This past weekend I attended a dinner party where the topic of what it means to be healthy came up. I dined with five other guests, two of whom were strict vegans.
These days, I’d rather discuss politics and religion over the sad state of our food supply and what constitutes a “healthy” individual. However, after my good friend and host announced me as “Sami our resident nutritionist”, the door was wide open for debate. If you’re a practitioner, you know how this is going to go. One minute you’re enjoying a beautifully prepared coq au vin, the next you’re getting someone’s entire medical history whilst wanting to know how you can help them.
The lady sitting next to me said “you must be vegetarian then, right?” Since I get this question a lot, my response is always the same:
“No, actually I’m not. Several years ago I was vegan and I really damaged my health. The truth is that we are all biochemically unique, each requiring different nutrients to thrive.”
I could tell by the look on her face that this was not going to be pretty.
She went on to tell me that I obviously didn’t do it right and that most people have it all backwards.
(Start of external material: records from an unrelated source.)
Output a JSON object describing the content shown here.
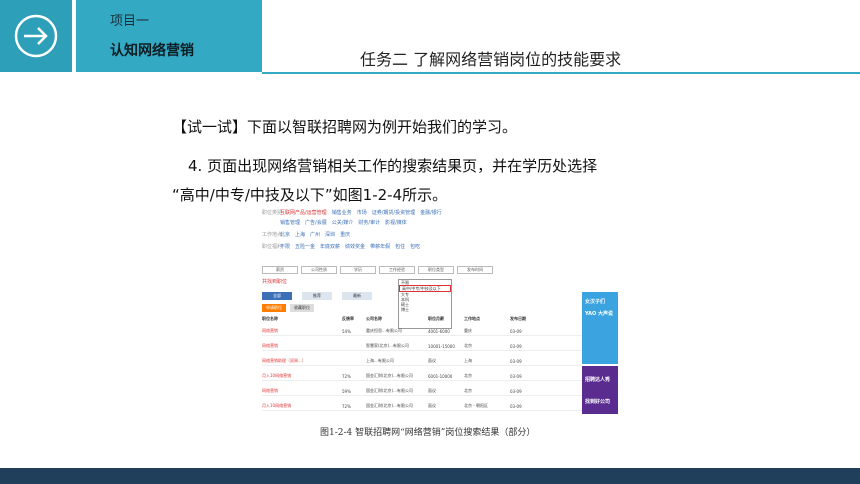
{
  "header": {
    "project_label": "项目一",
    "project_title": "认知网络营销",
    "task_title": "任务二  了解网络营销岗位的技能要求",
    "accent_color": "#34a9c4",
    "logo_icon": "arrow-circle-right-icon"
  },
  "body": {
    "p1": "【试一试】下面以智联招聘网为例开始我们的学习。",
    "p2": "4. 页面出现网络营销相关工作的搜索结果页，并在学历处选择",
    "p3": "“高中/中专/中技及以下”如图1-2-4所示。"
  },
  "figure": {
    "caption": "图1-2-4    智联招聘网“网络营销”岗位搜索结果（部分）",
    "table_headers": [
      "职位名称",
      "反馈率",
      "公司名称",
      "职位月薪",
      "工作地点",
      "发布日期"
    ],
    "rows": [
      {
        "title": "网络营销",
        "rate": "54%",
        "company": "重庆恒思...有限公司",
        "salary": "4001-6000",
        "city": "重庆",
        "date": "03-09"
      },
      {
        "title": "网络营销",
        "rate": "",
        "company": "智慧家(北京)...有限公司",
        "salary": "10001-15000",
        "city": "北京",
        "date": "03-09"
      },
      {
        "title": "网络营销助理（双周...）",
        "rate": "",
        "company": "上海...有限公司",
        "salary": "面议",
        "city": "上海",
        "date": "03-09"
      },
      {
        "title": "月入10网络营销",
        "rate": "72%",
        "company": "国金汇财(北京)...有限公司",
        "salary": "6001-10000",
        "city": "北京",
        "date": "03-09"
      },
      {
        "title": "网络营销",
        "rate": "59%",
        "company": "国金汇财(北京)...有限公司",
        "salary": "面议",
        "city": "北京",
        "date": "03-09"
      },
      {
        "title": "月入10网络营销",
        "rate": "72%",
        "company": "国金汇财(北京)...有限公司",
        "salary": "面议",
        "city": "北京 - 朝阳区",
        "date": "03-09"
      }
    ],
    "popup_options": [
      "不限",
      "高中/中专/中技及以下",
      "大专",
      "本科",
      "硕士",
      "博士"
    ],
    "buttons": {
      "apply": "申请职位",
      "save": "收藏职位"
    }
  }
}
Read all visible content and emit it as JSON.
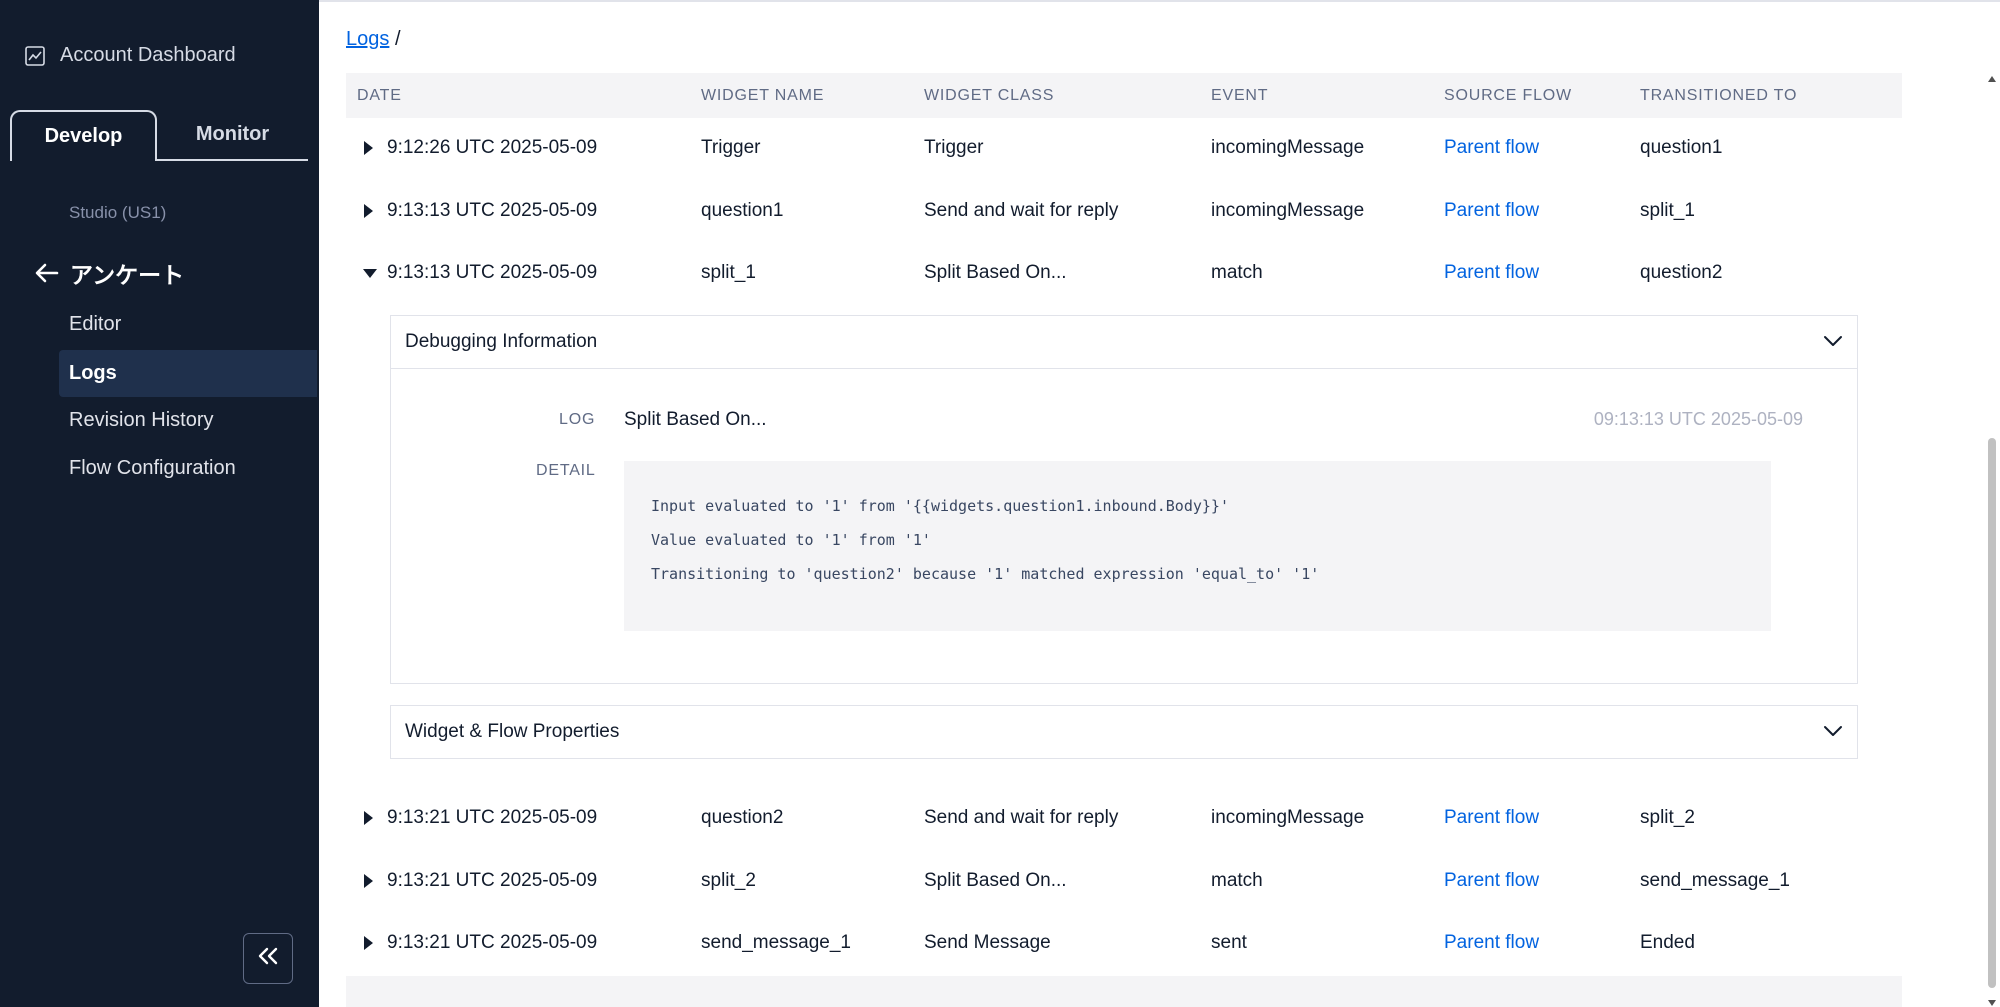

Clearly, over 8 years in clinical and private practice working with all types of disorders was a moot point.
How I remember the days of being vegan, and not just any vegan.
If anything was cooked above 117 degrees than it was not good for you, period, end of story. This is the part where I was right and everyone else was wrong, and if you didn’t agree with me, then I wanted nothing to do with you. Yes, I was one of those vegans. I wore the label with great pride.
Now I’m not saying that raw foods are a bad thing. In fact, a good percentage of my diet is still raw, but in my fanaticism, I took it way too far.
Later, as my health suffered, I came to realize that I lost myself in what other people thought was good for me. I realized that as an adult, I was still perpetuating the childhood cycle of trying to fit in so others would like me, because deep down, I didn’t like me.
Looking back, there were so many warning signs that I chose to ignore – major digestive issues, severe hypothyroidism, chronic fatigue, and multiple skin rashes to name only a few.
Sadly, this false label was more important than me loving myself.
Sadly, being rail thin trumped not having any energy to enjoy life.
Sadly, all I cared about was being able to fit into the smallest dress size possible.
If something is clearly not working for you, don’t you owe it to yourself to figure out what does?
Again, we are all biochemically unique and require different nutrients to thrive. It’s also important to honor that what works for you at one point in your life, may not be in your best interest at another point, without guilt, fear or shame.
I wasted too much time in guilt and shame because I though I was being “bad” for needing animal products to be healthy.
In the comments below I want to know:
1. Is there an area of your diet you’re afraid to change because of someone else’s viewpoint?
2. Can you begin to explore other options that may help you feel better?
3. Can you incorporate one new thing this week such as more protein and/or healthy fats just to see how it goes?
You have the power. Now stand in it.